There is something enchanting about a mausoleum.
A Mausoleum is an above ground building constructed as a monument for the deceased, often acting as a dual burial chamber of a deceased person or group of people.
And this mausoleum is different from all the rest.
The AfterGlow Vista
is a mausoleum in Roche Harbor, WA, located down a long, mossy trail in the middle of the woods.
In the center of this burial temple is a circular dinner table with 6 chairs.
The seat of each chair is a tomb encasing a member of the McMillin Family.
This mausoleum is designed as a dinner table - each chair a chamber - so the family could dine together in death.
Called the AfterGlow Vista, this is one of the most beautiful mausoleums I have ever visited.
The McMillins - the family buried here - were responsible for bringing economic life to the area and with this mausoleum, they are honored in death.
Is it haunted?
This misty mausoleum itself is certainly eerie - even for me.
And upon approaching the rotunda at the top of the hill, I did see a Spirit - but only one.
She was a matronly woman wearing a long white dress, standing next to the dinner table tomb in the center. When I looked at her, she gestured for me to have a seat. In the below picture, this is me happily sitting on her tomb chair (see, it's fine).
When I sat down, I glanced at the name on the back of the tomb - it was Dorothy McMillin.
Upon later research, I learned that others have also seen the same woman, so I assume we all may be seeing her and perhaps this woman is actually Dorothy McMillin.
She wasn't there for long - within 10-15 minutes, she vanished - and she didn't say much. She just seemed to stand there and softly smile.
While a thickness was definitely in the air, it felt safe here.
In days before the forest grew over, I hear you could see the ocean below from your dinner seat. As far as I'm concerned, this is a perfect place for an evening meal - no matter what life you are in.
If you are ever in the Pacific Northwest, I highly suggest a visit.
To learn more, listen to this fantastic podcast researched, written, and produced by Aaron Mahnke -
Deep in the forest at the northern tip of a small island near Vancouver Island, there is a stone monument standing amidst the trees. How that structure came to be, and what it meant to those who built it, are both interesting stories. But it's the unofficial reports — the sightings and experiences of those who visit it — that truly deserve to be told.

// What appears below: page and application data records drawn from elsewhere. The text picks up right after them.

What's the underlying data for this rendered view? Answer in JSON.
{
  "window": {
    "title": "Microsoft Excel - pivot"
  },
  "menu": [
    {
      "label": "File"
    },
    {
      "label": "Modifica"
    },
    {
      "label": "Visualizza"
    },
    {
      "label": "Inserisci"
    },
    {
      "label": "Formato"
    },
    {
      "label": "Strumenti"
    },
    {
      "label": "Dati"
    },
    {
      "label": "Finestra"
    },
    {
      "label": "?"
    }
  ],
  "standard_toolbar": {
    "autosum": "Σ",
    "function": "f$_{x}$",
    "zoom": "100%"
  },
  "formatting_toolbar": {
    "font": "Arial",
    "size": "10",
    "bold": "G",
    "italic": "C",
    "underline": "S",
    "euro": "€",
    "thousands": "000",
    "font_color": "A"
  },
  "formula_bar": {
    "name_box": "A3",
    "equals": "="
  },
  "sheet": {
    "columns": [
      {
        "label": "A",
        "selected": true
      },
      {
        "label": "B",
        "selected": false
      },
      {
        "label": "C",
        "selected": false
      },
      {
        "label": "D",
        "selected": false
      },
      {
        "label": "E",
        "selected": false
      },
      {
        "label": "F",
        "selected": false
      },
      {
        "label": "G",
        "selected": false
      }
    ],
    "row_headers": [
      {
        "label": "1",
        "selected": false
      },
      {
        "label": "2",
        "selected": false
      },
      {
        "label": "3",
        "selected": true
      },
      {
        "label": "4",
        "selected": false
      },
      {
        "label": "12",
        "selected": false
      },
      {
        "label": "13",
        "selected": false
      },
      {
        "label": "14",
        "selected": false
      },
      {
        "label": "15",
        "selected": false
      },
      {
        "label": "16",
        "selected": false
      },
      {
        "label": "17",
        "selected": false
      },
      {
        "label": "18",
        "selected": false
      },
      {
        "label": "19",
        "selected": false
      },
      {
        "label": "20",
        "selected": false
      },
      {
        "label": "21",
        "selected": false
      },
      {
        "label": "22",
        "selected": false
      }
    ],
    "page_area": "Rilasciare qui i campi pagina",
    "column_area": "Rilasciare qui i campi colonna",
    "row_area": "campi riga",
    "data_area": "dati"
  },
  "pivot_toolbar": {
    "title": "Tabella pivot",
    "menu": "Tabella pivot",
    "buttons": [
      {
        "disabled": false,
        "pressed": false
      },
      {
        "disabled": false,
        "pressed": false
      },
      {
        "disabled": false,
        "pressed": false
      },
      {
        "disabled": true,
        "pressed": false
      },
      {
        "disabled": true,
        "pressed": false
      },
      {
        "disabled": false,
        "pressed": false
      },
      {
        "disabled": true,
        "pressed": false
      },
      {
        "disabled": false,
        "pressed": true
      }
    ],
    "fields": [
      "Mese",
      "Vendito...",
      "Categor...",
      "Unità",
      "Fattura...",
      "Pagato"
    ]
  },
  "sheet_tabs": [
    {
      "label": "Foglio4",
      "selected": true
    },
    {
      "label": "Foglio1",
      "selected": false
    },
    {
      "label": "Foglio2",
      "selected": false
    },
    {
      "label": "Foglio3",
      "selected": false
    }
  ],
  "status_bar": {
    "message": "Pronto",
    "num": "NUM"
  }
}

It's only 18 minutes long - making it a great folding laundry/dish-washing track.